▶ [Collected data entries]:
--------------------------------------------------
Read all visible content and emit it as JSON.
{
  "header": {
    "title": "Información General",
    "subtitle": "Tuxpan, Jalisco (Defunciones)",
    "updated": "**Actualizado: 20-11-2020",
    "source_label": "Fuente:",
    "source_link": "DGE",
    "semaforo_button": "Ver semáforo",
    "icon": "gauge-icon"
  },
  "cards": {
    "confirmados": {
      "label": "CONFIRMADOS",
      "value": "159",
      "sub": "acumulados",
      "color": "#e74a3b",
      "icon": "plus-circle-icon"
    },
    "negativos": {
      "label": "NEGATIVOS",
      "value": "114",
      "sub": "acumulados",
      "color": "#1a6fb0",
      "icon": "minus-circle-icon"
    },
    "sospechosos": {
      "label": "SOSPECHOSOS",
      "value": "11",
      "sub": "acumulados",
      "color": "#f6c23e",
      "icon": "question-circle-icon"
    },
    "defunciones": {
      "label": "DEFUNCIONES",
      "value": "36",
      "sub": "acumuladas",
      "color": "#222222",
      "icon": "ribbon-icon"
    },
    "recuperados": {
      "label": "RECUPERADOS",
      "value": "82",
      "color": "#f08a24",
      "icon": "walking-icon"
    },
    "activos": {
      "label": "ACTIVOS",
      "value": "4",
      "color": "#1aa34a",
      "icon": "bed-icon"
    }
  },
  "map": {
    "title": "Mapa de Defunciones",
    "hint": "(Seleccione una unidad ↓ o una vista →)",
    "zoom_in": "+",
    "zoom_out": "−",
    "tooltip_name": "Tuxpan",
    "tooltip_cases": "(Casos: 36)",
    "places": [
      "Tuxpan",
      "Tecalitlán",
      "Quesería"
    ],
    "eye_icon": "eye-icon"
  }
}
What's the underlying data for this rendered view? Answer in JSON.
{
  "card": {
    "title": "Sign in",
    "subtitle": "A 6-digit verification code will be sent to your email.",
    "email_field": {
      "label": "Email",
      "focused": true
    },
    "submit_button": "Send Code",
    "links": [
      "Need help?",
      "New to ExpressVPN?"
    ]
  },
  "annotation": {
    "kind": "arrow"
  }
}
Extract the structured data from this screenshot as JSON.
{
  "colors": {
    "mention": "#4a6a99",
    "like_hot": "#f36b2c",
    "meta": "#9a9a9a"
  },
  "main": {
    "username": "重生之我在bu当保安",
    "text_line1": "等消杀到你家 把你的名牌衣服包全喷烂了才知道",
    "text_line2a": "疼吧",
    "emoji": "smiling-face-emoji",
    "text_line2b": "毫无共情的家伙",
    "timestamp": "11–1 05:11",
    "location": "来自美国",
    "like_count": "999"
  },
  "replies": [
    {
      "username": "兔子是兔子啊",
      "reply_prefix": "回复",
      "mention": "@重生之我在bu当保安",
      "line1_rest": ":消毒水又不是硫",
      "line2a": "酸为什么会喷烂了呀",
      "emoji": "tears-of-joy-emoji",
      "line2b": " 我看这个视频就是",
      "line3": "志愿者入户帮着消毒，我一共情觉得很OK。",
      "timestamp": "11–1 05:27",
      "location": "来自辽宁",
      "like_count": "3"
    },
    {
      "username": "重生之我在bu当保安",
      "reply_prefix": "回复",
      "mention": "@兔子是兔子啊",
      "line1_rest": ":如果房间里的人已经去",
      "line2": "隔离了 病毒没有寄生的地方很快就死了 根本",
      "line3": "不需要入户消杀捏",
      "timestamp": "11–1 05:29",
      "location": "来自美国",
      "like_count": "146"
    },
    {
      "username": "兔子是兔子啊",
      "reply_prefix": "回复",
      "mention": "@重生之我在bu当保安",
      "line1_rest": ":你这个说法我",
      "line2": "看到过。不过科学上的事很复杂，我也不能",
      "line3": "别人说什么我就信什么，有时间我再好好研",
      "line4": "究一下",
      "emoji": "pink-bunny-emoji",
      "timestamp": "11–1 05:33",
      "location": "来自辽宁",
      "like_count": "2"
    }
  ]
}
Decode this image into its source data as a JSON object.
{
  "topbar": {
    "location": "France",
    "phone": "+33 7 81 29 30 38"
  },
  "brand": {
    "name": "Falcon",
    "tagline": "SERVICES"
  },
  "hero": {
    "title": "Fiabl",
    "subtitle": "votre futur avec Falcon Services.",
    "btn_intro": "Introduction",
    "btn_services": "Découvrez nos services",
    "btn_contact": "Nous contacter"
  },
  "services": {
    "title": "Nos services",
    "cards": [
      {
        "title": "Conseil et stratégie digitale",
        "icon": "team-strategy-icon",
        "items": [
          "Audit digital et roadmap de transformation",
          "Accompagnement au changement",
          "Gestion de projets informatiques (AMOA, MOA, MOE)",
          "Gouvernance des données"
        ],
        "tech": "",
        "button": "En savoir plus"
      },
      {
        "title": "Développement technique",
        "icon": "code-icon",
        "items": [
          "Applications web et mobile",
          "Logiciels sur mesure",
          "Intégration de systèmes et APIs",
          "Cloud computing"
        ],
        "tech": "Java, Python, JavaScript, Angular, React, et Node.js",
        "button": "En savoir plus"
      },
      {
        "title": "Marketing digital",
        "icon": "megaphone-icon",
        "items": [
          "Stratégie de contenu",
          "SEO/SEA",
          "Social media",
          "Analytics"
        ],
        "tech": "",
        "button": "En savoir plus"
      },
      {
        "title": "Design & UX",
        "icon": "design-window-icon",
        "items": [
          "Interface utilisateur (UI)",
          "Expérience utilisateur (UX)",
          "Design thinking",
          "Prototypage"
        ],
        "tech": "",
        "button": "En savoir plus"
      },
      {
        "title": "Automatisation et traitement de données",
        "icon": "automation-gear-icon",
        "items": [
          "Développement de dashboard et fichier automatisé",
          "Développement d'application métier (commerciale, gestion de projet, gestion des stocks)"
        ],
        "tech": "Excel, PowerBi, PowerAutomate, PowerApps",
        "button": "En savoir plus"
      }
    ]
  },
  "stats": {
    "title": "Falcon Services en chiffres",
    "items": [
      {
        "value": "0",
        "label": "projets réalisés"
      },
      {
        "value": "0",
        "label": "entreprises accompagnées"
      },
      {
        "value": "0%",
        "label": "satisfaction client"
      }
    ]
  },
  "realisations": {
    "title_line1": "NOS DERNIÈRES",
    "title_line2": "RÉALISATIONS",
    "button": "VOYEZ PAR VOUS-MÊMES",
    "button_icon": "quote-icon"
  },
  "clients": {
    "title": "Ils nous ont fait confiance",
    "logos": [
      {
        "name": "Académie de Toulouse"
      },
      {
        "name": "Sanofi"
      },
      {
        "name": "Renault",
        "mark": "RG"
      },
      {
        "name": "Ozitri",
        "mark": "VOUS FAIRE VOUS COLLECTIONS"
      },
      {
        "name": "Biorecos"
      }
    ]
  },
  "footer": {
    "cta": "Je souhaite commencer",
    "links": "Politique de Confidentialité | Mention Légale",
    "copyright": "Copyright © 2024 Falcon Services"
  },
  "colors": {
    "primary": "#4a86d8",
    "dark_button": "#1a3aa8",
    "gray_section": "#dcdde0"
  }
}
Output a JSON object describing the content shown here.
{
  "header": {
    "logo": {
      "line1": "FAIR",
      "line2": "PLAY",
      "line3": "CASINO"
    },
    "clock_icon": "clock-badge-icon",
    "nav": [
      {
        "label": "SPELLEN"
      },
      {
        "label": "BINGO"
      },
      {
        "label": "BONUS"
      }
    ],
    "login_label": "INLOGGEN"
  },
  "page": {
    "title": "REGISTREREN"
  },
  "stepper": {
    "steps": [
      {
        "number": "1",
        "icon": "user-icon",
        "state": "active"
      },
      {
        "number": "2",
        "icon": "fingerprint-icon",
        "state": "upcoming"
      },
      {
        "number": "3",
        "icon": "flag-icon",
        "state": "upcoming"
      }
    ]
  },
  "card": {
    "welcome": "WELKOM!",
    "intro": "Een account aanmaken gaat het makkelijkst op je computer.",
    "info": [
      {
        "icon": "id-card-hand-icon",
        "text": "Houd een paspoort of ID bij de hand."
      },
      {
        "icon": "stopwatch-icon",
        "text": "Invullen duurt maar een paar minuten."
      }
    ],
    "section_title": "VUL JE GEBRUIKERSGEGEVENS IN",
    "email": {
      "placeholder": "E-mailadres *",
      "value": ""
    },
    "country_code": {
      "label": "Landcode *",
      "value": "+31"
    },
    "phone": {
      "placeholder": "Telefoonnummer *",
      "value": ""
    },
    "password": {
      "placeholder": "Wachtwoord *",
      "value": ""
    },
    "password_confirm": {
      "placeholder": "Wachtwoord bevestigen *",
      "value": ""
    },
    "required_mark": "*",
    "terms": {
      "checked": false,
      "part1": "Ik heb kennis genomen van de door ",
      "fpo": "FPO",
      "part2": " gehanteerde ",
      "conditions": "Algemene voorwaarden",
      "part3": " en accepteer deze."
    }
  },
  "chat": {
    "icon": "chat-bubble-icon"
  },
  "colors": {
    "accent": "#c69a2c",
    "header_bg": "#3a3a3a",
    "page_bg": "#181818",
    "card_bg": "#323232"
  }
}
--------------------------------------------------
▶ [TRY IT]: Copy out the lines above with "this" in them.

▶ [REPLY TO THE TASK]:
What's the underlying data for this rendered view? Answer in JSON.
Extract the structured data from this screenshot as JSON.
Decode this image into its source data as a JSON object.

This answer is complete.